▶ **EXERCISE BRIEF**
Search the entries for the word "string" and pull out each line that has it.

......

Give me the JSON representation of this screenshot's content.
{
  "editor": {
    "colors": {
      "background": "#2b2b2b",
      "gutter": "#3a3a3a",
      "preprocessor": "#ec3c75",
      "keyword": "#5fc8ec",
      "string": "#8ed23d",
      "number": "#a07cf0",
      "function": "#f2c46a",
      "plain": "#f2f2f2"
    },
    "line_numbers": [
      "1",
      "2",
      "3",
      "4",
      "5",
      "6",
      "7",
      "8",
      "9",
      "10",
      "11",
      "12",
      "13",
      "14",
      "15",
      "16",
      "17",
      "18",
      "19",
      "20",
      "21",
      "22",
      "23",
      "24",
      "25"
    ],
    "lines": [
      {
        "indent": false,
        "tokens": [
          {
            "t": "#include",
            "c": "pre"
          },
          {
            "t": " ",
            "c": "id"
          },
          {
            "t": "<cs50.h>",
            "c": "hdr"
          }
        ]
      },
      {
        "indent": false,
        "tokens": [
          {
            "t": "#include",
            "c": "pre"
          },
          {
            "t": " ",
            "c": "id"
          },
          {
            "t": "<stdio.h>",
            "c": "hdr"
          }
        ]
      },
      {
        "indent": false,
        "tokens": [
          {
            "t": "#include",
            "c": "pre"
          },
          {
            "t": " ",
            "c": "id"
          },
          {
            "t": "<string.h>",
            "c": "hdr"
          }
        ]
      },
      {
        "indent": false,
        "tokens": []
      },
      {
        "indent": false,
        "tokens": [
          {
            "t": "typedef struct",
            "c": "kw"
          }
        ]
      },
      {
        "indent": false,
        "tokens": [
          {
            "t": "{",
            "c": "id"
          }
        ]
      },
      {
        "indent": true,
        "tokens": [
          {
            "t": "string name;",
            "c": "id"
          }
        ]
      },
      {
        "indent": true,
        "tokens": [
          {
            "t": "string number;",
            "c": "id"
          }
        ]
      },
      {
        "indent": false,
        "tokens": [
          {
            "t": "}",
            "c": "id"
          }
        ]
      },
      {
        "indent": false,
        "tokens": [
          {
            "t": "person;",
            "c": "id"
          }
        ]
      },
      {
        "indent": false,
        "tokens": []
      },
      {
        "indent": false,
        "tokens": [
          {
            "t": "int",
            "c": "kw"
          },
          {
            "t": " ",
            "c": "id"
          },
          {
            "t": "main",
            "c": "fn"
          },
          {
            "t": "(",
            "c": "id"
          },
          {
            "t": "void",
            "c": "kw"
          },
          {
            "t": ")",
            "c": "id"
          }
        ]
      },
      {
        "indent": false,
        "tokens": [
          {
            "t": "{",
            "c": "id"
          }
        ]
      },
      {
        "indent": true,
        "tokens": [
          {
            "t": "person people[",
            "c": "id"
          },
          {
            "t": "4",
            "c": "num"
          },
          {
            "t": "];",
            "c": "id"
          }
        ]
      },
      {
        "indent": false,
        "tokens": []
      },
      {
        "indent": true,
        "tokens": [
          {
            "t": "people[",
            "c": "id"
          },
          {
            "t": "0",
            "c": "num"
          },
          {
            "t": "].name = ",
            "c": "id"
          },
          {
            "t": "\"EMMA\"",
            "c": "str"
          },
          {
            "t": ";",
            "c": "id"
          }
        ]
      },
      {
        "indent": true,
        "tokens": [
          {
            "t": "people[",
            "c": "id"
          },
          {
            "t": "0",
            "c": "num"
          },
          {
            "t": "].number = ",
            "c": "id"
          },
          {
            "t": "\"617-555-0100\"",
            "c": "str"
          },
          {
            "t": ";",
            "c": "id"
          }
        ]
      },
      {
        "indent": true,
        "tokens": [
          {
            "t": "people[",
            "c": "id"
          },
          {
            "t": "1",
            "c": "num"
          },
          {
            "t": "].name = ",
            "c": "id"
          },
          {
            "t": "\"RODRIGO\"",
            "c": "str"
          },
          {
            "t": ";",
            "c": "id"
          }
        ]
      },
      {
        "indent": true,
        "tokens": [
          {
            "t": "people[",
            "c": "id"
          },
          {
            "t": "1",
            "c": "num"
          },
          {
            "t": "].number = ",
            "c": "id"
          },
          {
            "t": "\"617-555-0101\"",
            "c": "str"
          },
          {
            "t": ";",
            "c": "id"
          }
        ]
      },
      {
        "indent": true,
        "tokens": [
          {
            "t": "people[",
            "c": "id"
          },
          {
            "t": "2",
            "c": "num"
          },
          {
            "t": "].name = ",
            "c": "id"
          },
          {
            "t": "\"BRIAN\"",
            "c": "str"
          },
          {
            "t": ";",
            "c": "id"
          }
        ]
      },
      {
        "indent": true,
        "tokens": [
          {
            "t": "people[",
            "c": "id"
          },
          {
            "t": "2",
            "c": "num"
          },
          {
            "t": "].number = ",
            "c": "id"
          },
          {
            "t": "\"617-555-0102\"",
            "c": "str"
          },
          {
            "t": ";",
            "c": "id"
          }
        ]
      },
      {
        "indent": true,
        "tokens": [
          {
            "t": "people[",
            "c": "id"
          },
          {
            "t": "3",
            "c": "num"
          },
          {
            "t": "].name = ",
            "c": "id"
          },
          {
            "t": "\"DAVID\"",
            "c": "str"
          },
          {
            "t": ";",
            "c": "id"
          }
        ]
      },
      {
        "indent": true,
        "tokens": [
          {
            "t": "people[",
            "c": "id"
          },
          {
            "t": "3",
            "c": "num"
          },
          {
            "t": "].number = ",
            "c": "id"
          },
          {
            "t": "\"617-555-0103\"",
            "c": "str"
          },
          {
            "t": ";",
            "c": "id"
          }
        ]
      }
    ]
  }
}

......

▶ **EXERCISE RESULT**
      "string": "#8ed23d",
            "t": "<string.h>",
            "t": "string name;",
            "t": "string number;",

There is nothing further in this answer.